Dataset rows for apps and sites
● ● ● ●
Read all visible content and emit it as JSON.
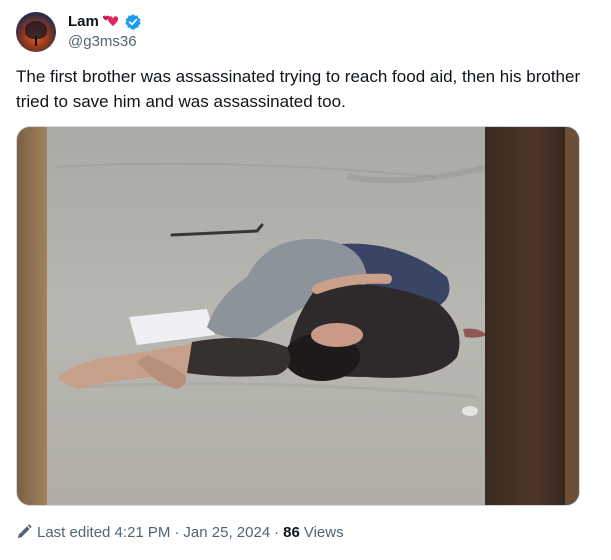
{
  "author": {
    "name": "Lam",
    "handle": "@g3ms36"
  },
  "tweet": {
    "text": "The first brother was assassinated trying to reach food aid, then his brother tried to save him and was assassinated too."
  },
  "footer": {
    "edited_label": "Last edited 4:21 PM",
    "separator": "·",
    "date": "Jan 25, 2024",
    "views_count": "86",
    "views_label": "Views"
  },
  "colors": {
    "verified": "#1d9bf0",
    "secondary_text": "#536471",
    "hearts": "#e0245e"
  }
}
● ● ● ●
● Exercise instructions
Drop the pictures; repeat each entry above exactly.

● Result for this exercise
Read all visible content and emit it as JSON.
{
  "author": {
    "name": "Lam",
    "handle": "@g3ms36"
  },
  "tweet": {
    "text": "The first brother was assassinated trying to reach food aid, then his brother tried to save him and was assassinated too."
  },
  "footer": {
    "edited_label": "Last edited 4:21 PM",
    "separator": "·",
    "date": "Jan 25, 2024",
    "views_count": "86",
    "views_label": "Views"
  },
  "colors": {
    "verified": "#1d9bf0",
    "secondary_text": "#536471",
    "hearts": "#e0245e"
  }
}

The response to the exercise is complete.